*Input records*.
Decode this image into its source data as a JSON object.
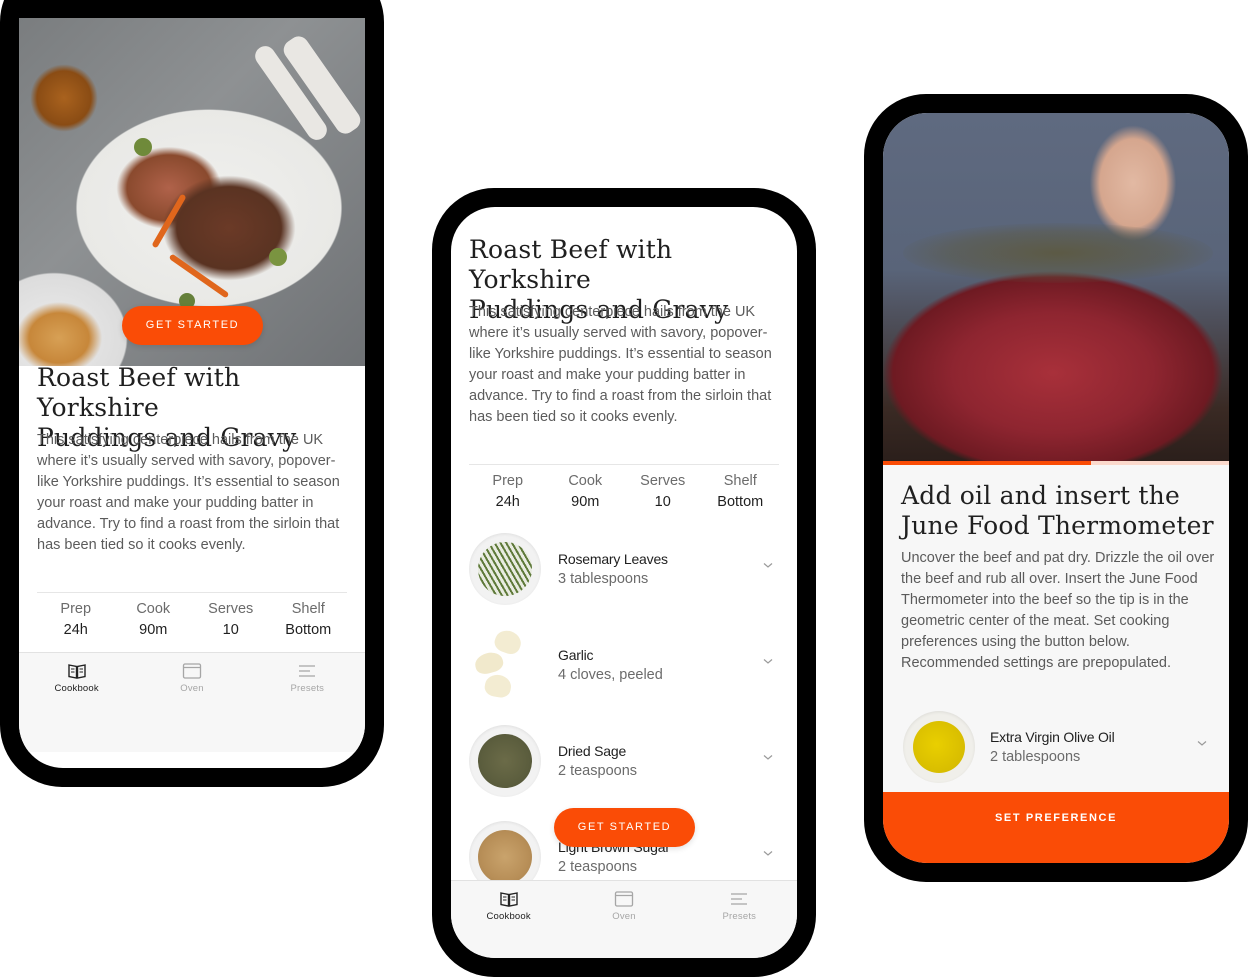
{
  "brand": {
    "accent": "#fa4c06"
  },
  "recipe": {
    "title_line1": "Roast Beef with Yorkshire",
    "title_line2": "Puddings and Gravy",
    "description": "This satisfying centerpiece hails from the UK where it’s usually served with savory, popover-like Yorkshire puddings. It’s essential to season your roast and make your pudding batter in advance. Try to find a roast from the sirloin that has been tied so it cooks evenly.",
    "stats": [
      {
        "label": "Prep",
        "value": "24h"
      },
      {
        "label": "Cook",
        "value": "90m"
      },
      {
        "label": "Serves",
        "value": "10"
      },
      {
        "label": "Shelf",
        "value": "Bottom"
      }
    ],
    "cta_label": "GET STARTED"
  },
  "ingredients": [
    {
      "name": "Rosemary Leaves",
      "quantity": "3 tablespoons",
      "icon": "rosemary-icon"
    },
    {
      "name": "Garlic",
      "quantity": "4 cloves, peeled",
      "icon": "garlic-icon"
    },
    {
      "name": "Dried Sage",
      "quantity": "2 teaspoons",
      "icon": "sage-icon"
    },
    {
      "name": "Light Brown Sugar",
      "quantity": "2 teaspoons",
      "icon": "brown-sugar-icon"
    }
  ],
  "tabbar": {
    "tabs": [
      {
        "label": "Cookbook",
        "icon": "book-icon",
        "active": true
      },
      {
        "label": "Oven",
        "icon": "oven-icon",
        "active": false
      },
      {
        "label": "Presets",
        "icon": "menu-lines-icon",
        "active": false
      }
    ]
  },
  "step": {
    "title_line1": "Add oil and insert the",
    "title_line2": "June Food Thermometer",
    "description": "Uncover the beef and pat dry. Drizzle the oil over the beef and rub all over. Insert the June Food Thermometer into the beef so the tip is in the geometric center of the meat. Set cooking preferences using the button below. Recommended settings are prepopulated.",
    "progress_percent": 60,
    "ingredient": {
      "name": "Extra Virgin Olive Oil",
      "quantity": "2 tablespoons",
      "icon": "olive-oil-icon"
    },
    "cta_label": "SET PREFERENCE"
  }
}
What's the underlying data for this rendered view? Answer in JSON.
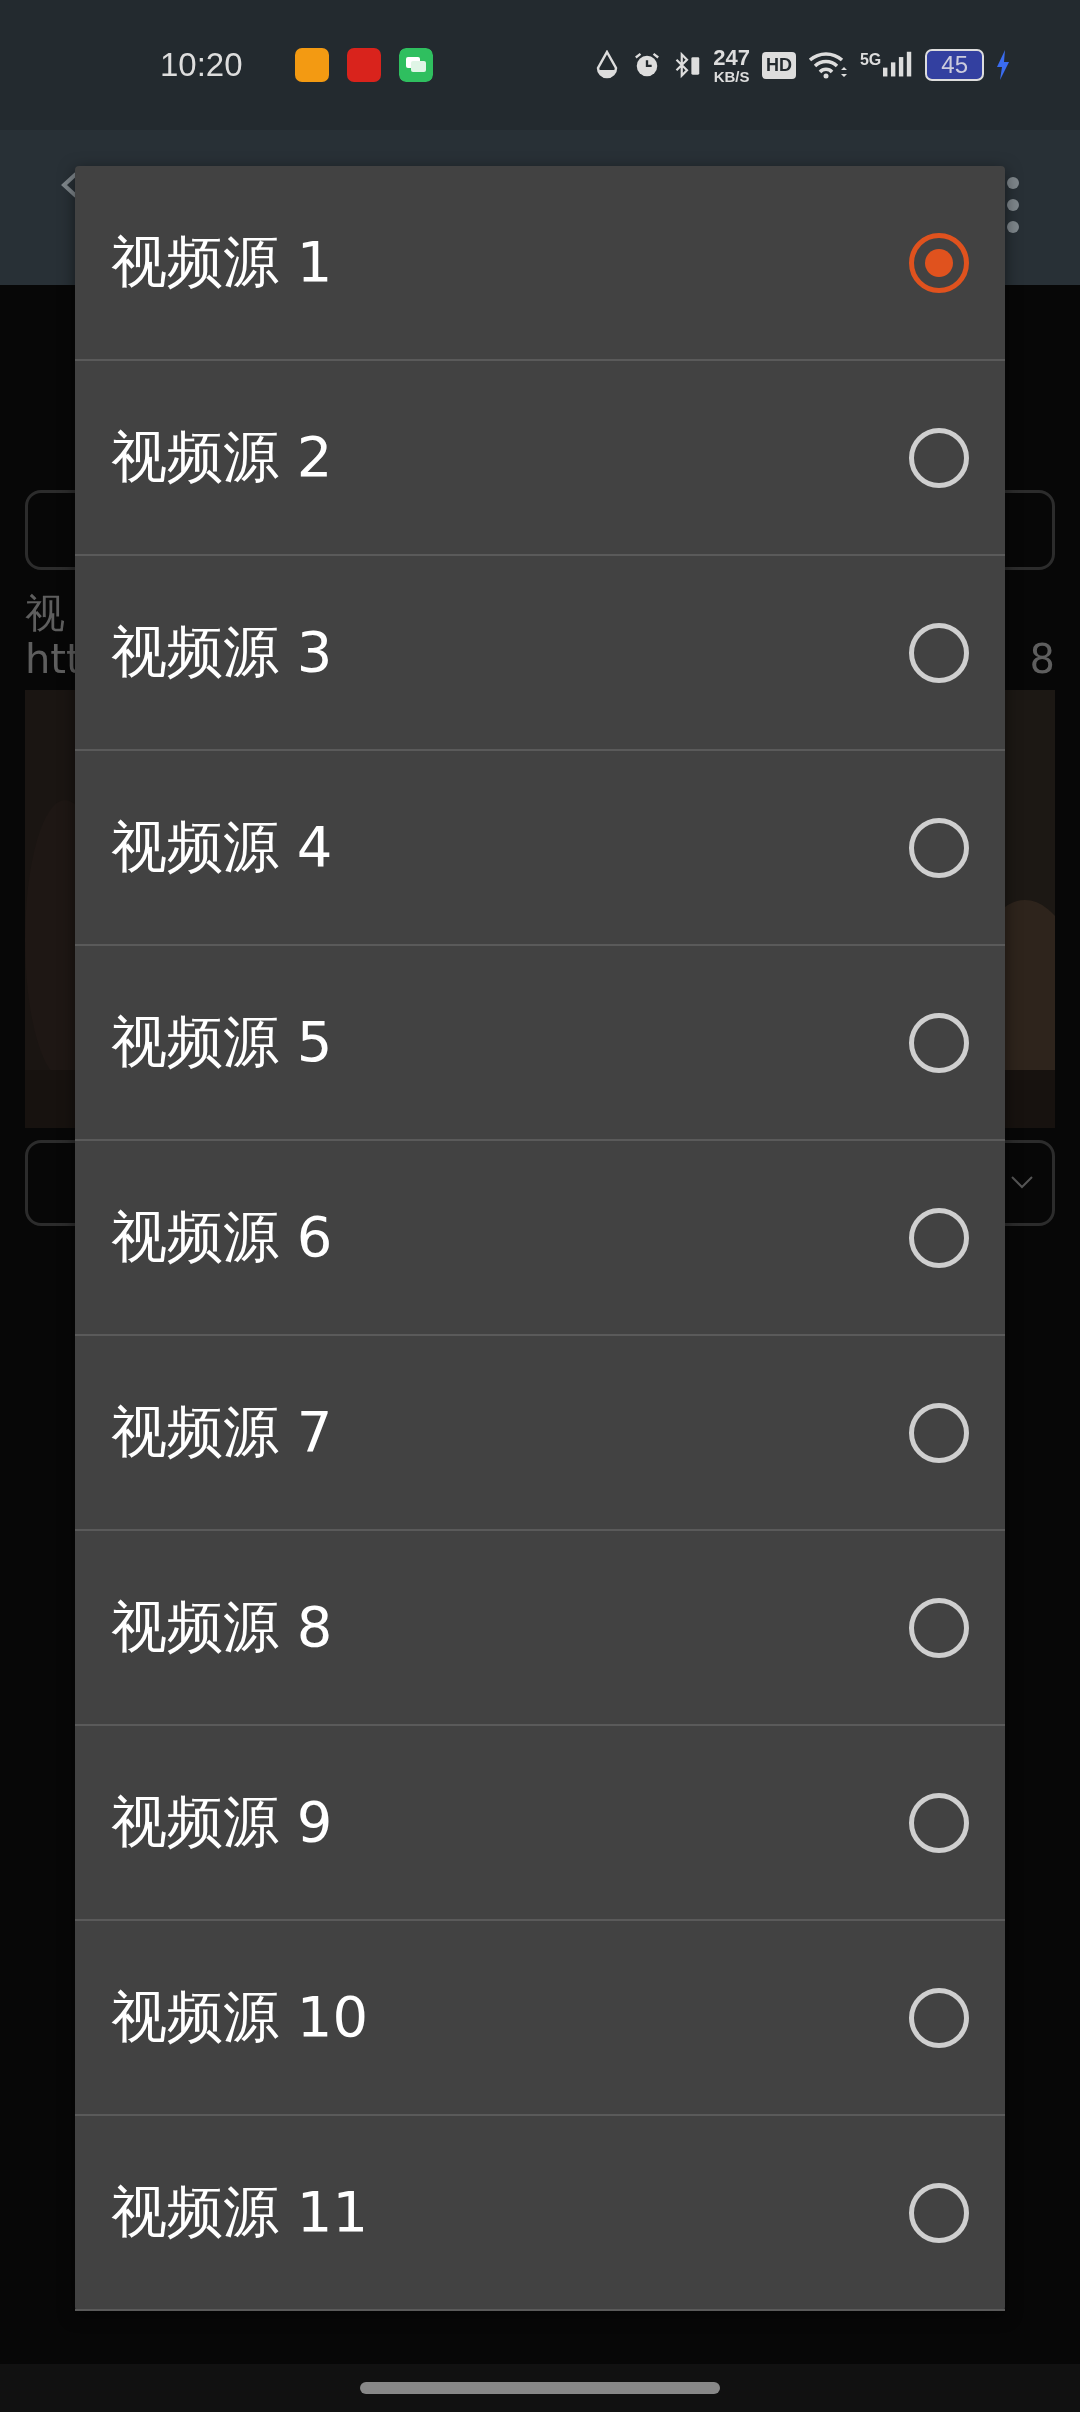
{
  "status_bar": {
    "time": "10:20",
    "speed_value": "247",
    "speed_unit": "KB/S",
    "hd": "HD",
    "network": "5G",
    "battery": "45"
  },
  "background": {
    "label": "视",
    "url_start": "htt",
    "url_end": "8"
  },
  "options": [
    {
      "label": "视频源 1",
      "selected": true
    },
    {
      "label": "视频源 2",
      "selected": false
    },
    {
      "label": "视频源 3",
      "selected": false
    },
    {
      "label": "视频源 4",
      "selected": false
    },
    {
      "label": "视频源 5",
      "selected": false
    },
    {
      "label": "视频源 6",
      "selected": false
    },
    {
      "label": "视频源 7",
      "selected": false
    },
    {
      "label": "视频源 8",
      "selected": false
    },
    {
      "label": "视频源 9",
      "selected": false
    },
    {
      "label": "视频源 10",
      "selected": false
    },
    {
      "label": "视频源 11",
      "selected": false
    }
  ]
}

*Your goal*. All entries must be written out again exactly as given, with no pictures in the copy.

*Exercise output*.
Decode this image into its source data as a JSON object.
{
  "brand": {
    "accent": "#fa4c06"
  },
  "recipe": {
    "title_line1": "Roast Beef with Yorkshire",
    "title_line2": "Puddings and Gravy",
    "description": "This satisfying centerpiece hails from the UK where it’s usually served with savory, popover-like Yorkshire puddings. It’s essential to season your roast and make your pudding batter in advance. Try to find a roast from the sirloin that has been tied so it cooks evenly.",
    "stats": [
      {
        "label": "Prep",
        "value": "24h"
      },
      {
        "label": "Cook",
        "value": "90m"
      },
      {
        "label": "Serves",
        "value": "10"
      },
      {
        "label": "Shelf",
        "value": "Bottom"
      }
    ],
    "cta_label": "GET STARTED"
  },
  "ingredients": [
    {
      "name": "Rosemary Leaves",
      "quantity": "3 tablespoons",
      "icon": "rosemary-icon"
    },
    {
      "name": "Garlic",
      "quantity": "4 cloves, peeled",
      "icon": "garlic-icon"
    },
    {
      "name": "Dried Sage",
      "quantity": "2 teaspoons",
      "icon": "sage-icon"
    },
    {
      "name": "Light Brown Sugar",
      "quantity": "2 teaspoons",
      "icon": "brown-sugar-icon"
    }
  ],
  "tabbar": {
    "tabs": [
      {
        "label": "Cookbook",
        "icon": "book-icon",
        "active": true
      },
      {
        "label": "Oven",
        "icon": "oven-icon",
        "active": false
      },
      {
        "label": "Presets",
        "icon": "menu-lines-icon",
        "active": false
      }
    ]
  },
  "step": {
    "title_line1": "Add oil and insert the",
    "title_line2": "June Food Thermometer",
    "description": "Uncover the beef and pat dry. Drizzle the oil over the beef and rub all over. Insert the June Food Thermometer into the beef so the tip is in the geometric center of the meat. Set cooking preferences using the button below. Recommended settings are prepopulated.",
    "progress_percent": 60,
    "ingredient": {
      "name": "Extra Virgin Olive Oil",
      "quantity": "2 tablespoons",
      "icon": "olive-oil-icon"
    },
    "cta_label": "SET PREFERENCE"
  }
}
What's the underlying data for this rendered view? Answer in JSON.
{
  "status_bar": {
    "time": "10:20",
    "speed_value": "247",
    "speed_unit": "KB/S",
    "hd": "HD",
    "network": "5G",
    "battery": "45"
  },
  "background": {
    "label": "视",
    "url_start": "htt",
    "url_end": "8"
  },
  "options": [
    {
      "label": "视频源 1",
      "selected": true
    },
    {
      "label": "视频源 2",
      "selected": false
    },
    {
      "label": "视频源 3",
      "selected": false
    },
    {
      "label": "视频源 4",
      "selected": false
    },
    {
      "label": "视频源 5",
      "selected": false
    },
    {
      "label": "视频源 6",
      "selected": false
    },
    {
      "label": "视频源 7",
      "selected": false
    },
    {
      "label": "视频源 8",
      "selected": false
    },
    {
      "label": "视频源 9",
      "selected": false
    },
    {
      "label": "视频源 10",
      "selected": false
    },
    {
      "label": "视频源 11",
      "selected": false
    }
  ]
}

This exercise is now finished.